* EXERCISE DETAILS
Which lines below contain the word "hint"? Copy each one.

* RECORDS TO PROCESS

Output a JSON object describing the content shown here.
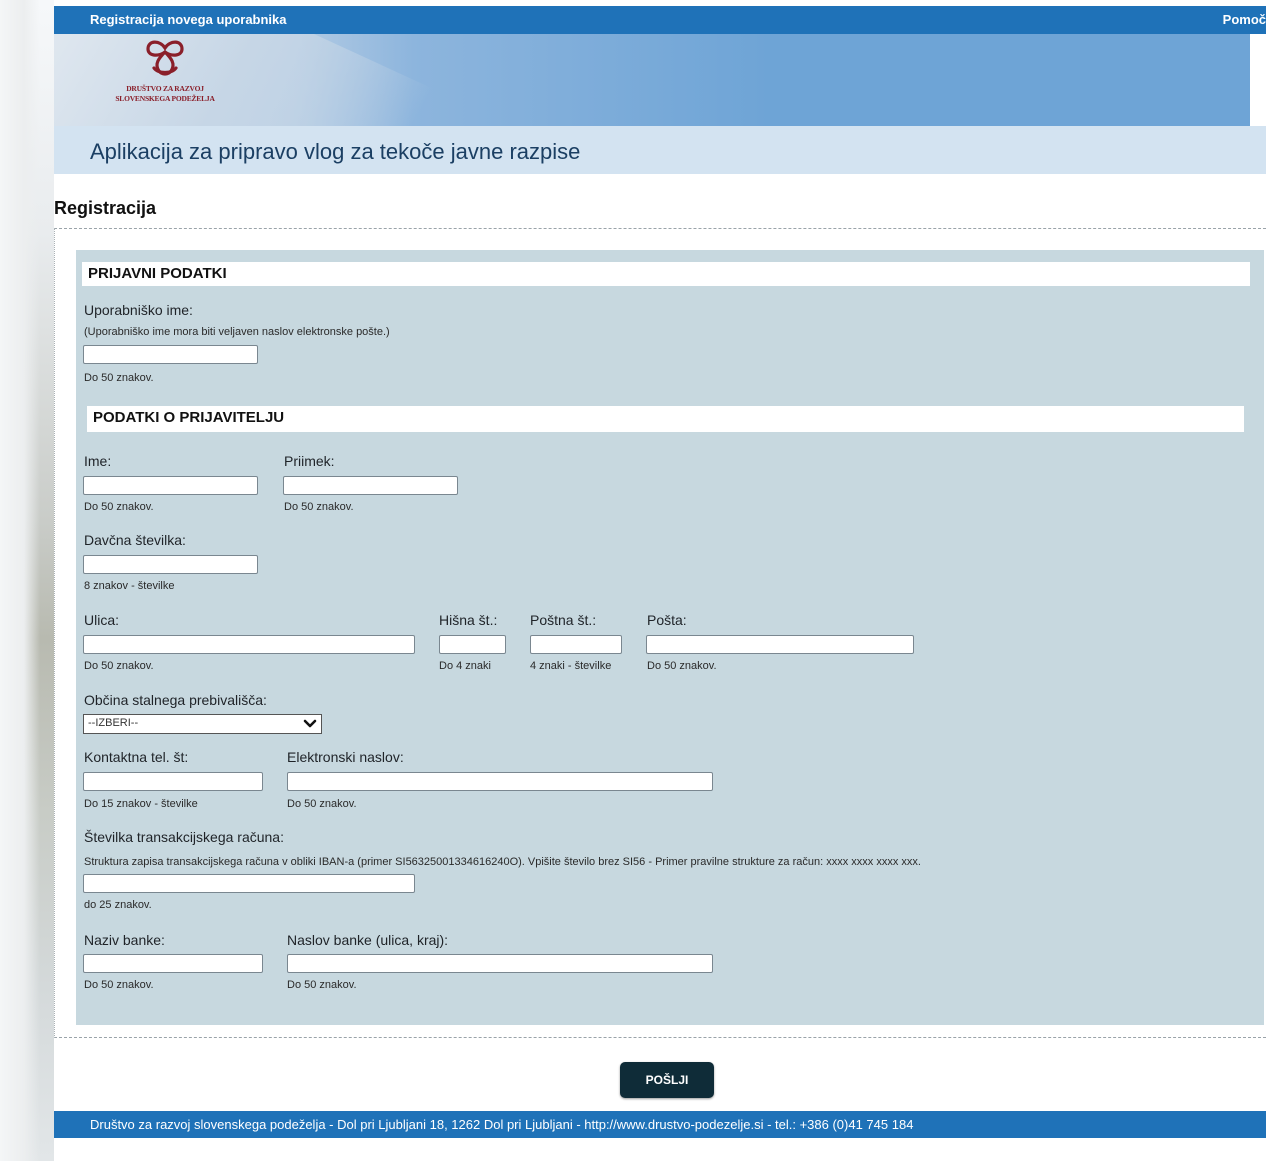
{
  "topbar": {
    "title": "Registracija novega uporabnika",
    "help": "Pomoč"
  },
  "logo": {
    "line1": "DRUŠTVO ZA RAZVOJ",
    "line2": "SLOVENSKEGA PODEŽELJA"
  },
  "app_title": "Aplikacija za pripravo vlog za tekoče javne razpise",
  "page_heading": "Registracija",
  "sections": {
    "login": "PRIJAVNI PODATKI",
    "applicant": "PODATKI O PRIJAVITELJU"
  },
  "fields": {
    "username": {
      "label": "Uporabniško ime:",
      "hint": "(Uporabniško ime mora biti veljaven naslov elektronske pošte.)",
      "note": "Do 50 znakov.",
      "value": ""
    },
    "first_name": {
      "label": "Ime:",
      "note": "Do 50 znakov.",
      "value": ""
    },
    "last_name": {
      "label": "Priimek:",
      "note": "Do 50 znakov.",
      "value": ""
    },
    "tax_number": {
      "label": "Davčna številka:",
      "note": "8 znakov - številke",
      "value": ""
    },
    "street": {
      "label": "Ulica:",
      "note": "Do 50 znakov.",
      "value": ""
    },
    "house_number": {
      "label": "Hišna št.:",
      "note": "Do 4 znaki",
      "value": ""
    },
    "postal_code": {
      "label": "Poštna št.:",
      "note": "4 znaki - številke",
      "value": ""
    },
    "post": {
      "label": "Pošta:",
      "note": "Do 50 znakov.",
      "value": ""
    },
    "municipality": {
      "label": "Občina stalnega prebivališča:",
      "selected": "--IZBERI--"
    },
    "phone": {
      "label": "Kontaktna tel. št:",
      "note": "Do 15 znakov - številke",
      "value": ""
    },
    "email": {
      "label": "Elektronski naslov:",
      "note": "Do 50 znakov.",
      "value": ""
    },
    "account": {
      "label": "Številka transakcijskega računa:",
      "hint": "Struktura zapisa transakcijskega računa v obliki IBAN-a (primer SI56325001334616240O). Vpišite število brez SI56 - Primer pravilne strukture za račun: xxxx xxxx xxxx xxx.",
      "note": "do 25 znakov.",
      "value": ""
    },
    "bank_name": {
      "label": "Naziv banke:",
      "note": "Do 50 znakov.",
      "value": ""
    },
    "bank_address": {
      "label": "Naslov banke (ulica, kraj):",
      "note": "Do 50 znakov.",
      "value": ""
    }
  },
  "submit_label": "POŠLJI",
  "footer": "Društvo za razvoj slovenskega podeželja - Dol pri Ljubljani 18, 1262 Dol pri Ljubljani - http://www.drustvo-podezelje.si - tel.: +386 (0)41 745 184",
  "colors": {
    "bar": "#1f72b8",
    "panel": "#c7d8df",
    "button": "#0f2c38",
    "logo": "#8a1f2a"
  }
}
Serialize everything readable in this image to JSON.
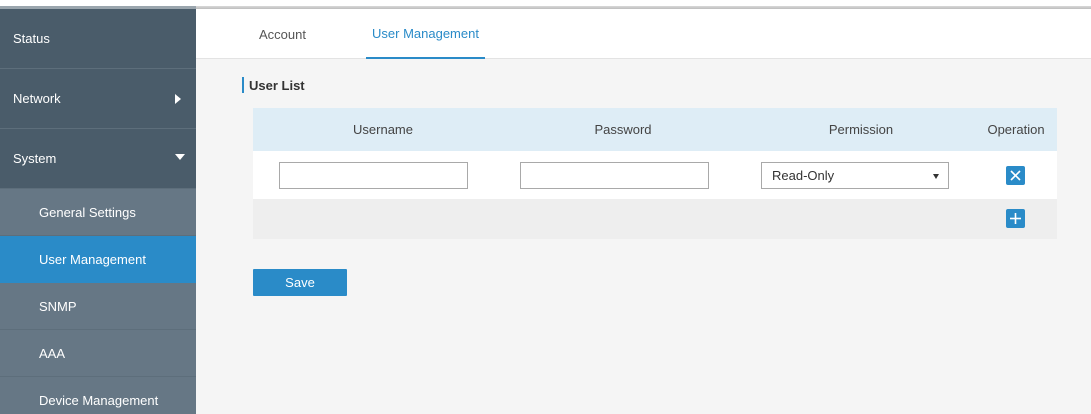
{
  "sidebar": {
    "items": [
      {
        "label": "Status"
      },
      {
        "label": "Network"
      },
      {
        "label": "System"
      },
      {
        "label": "General Settings"
      },
      {
        "label": "User Management"
      },
      {
        "label": "SNMP"
      },
      {
        "label": "AAA"
      },
      {
        "label": "Device Management"
      }
    ],
    "active_item": "User Management"
  },
  "tabs": [
    {
      "label": "Account"
    },
    {
      "label": "User Management"
    }
  ],
  "active_tab": "User Management",
  "section": {
    "title": "User List"
  },
  "table": {
    "columns": [
      "Username",
      "Password",
      "Permission",
      "Operation"
    ],
    "rows": [
      {
        "username": "",
        "password": "",
        "permission": "Read-Only"
      }
    ],
    "permission_options": [
      "Read-Only"
    ]
  },
  "buttons": {
    "save_label": "Save"
  },
  "icons": {
    "delete": "close-icon",
    "add": "plus-icon",
    "network_expand": "caret-right-icon",
    "system_expand": "caret-down-icon"
  },
  "colors": {
    "accent": "#2a8bc8",
    "sidebar_bg": "#4a5c6a",
    "sidebar_sub_bg": "#667785",
    "table_header_bg": "#deedf6"
  }
}
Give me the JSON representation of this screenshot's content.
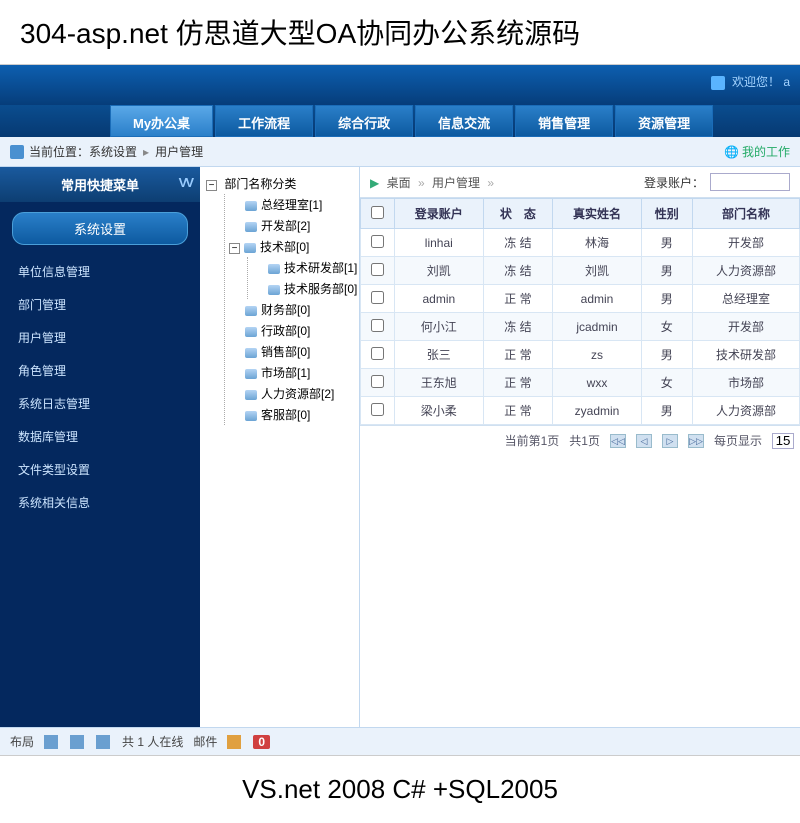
{
  "topTitle": "304-asp.net 仿思道大型OA协同办公系统源码",
  "bottomTitle": "VS.net 2008 C# +SQL2005",
  "welcome": "欢迎您！",
  "welcomeUser": "a",
  "navTabs": [
    "My办公桌",
    "工作流程",
    "综合行政",
    "信息交流",
    "销售管理",
    "资源管理"
  ],
  "location": {
    "label": "当前位置：",
    "path1": "系统设置",
    "path2": "用户管理",
    "myWork": "我的工作"
  },
  "sidebar": {
    "quickMenuTitle": "常用快捷菜单",
    "sysSetting": "系统设置",
    "items": [
      "单位信息管理",
      "部门管理",
      "用户管理",
      "角色管理",
      "系统日志管理",
      "数据库管理",
      "文件类型设置",
      "系统相关信息"
    ]
  },
  "tree": {
    "root": "部门名称分类",
    "nodes": [
      {
        "label": "总经理室[1]",
        "children": []
      },
      {
        "label": "开发部[2]",
        "children": []
      },
      {
        "label": "技术部[0]",
        "expanded": true,
        "children": [
          {
            "label": "技术研发部[1]"
          },
          {
            "label": "技术服务部[0]"
          }
        ]
      },
      {
        "label": "财务部[0]",
        "children": []
      },
      {
        "label": "行政部[0]",
        "children": []
      },
      {
        "label": "销售部[0]",
        "children": []
      },
      {
        "label": "市场部[1]",
        "children": []
      },
      {
        "label": "人力资源部[2]",
        "children": []
      },
      {
        "label": "客服部[0]",
        "children": []
      }
    ]
  },
  "breadcrumb": {
    "desktop": "桌面",
    "current": "用户管理",
    "searchLabel": "登录账户："
  },
  "table": {
    "headers": [
      "",
      "登录账户",
      "状　态",
      "真实姓名",
      "性别",
      "部门名称"
    ],
    "rows": [
      {
        "account": "linhai",
        "status": "冻 结",
        "statusClass": "frozen",
        "realname": "林海",
        "gender": "男",
        "dept": "开发部"
      },
      {
        "account": "刘凯",
        "status": "冻 结",
        "statusClass": "frozen",
        "realname": "刘凯",
        "gender": "男",
        "dept": "人力资源部"
      },
      {
        "account": "admin",
        "status": "正 常",
        "statusClass": "normal",
        "realname": "admin",
        "gender": "男",
        "dept": "总经理室"
      },
      {
        "account": "何小江",
        "status": "冻 结",
        "statusClass": "frozen",
        "realname": "jcadmin",
        "gender": "女",
        "dept": "开发部"
      },
      {
        "account": "张三",
        "status": "正 常",
        "statusClass": "normal",
        "realname": "zs",
        "gender": "男",
        "dept": "技术研发部"
      },
      {
        "account": "王东旭",
        "status": "正 常",
        "statusClass": "normal",
        "realname": "wxx",
        "gender": "女",
        "dept": "市场部"
      },
      {
        "account": "梁小柔",
        "status": "正 常",
        "statusClass": "normal",
        "realname": "zyadmin",
        "gender": "男",
        "dept": "人力资源部"
      }
    ]
  },
  "pager": {
    "current": "当前第1页",
    "total": "共1页",
    "perPage": "每页显示",
    "perPageVal": "15"
  },
  "footer": {
    "layout": "布局",
    "online": "共 1 人在线",
    "mail": "邮件",
    "mailCount": "0"
  }
}
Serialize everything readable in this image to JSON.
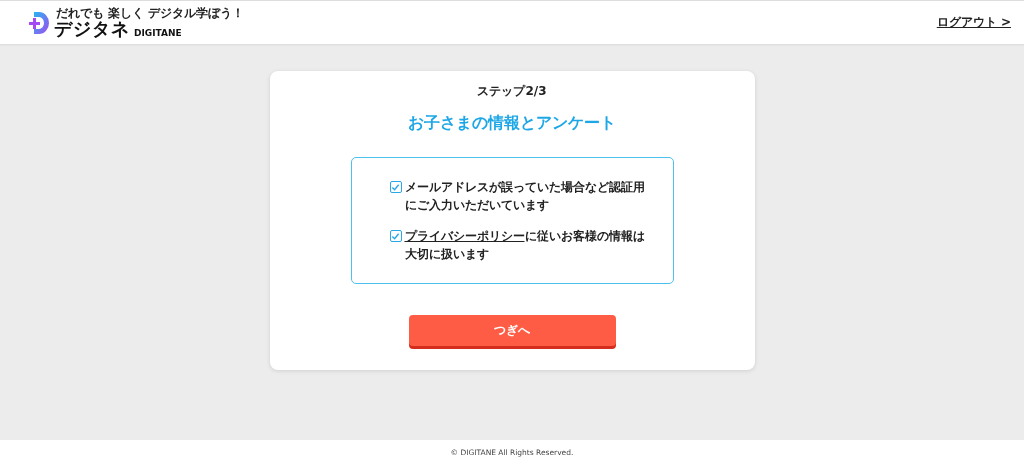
{
  "header": {
    "logo": {
      "tagline": "だれでも 楽しく デジタル学ぼう！",
      "name": "デジタネ",
      "name_latin": "DIGITANE"
    },
    "logout_link": "ログアウト >"
  },
  "card": {
    "step": "ステップ2/3",
    "title": "お子さまの情報とアンケート",
    "agreements": [
      {
        "checked": true,
        "text": "メールアドレスが誤っていた場合など認証用にご入力いただいています"
      },
      {
        "checked": true,
        "link": "プライバシーポリシー",
        "text": "に従いお客様の情報は大切に扱います"
      }
    ],
    "next_button": "つぎへ"
  },
  "footer": {
    "copyright": "© DIGITANE All Rights Reserved."
  }
}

* YOUR RESPONSE
      "hint": "(Uporabniško ime mora biti veljaven naslov elektronske pošte.)",
      "hint": "Struktura zapisa transakcijskega računa v obliki IBAN-a (primer SI56325001334616240O). Vpišite število brez SI56 - Primer pravilne strukture za račun: xxxx xxxx xxxx xxx.",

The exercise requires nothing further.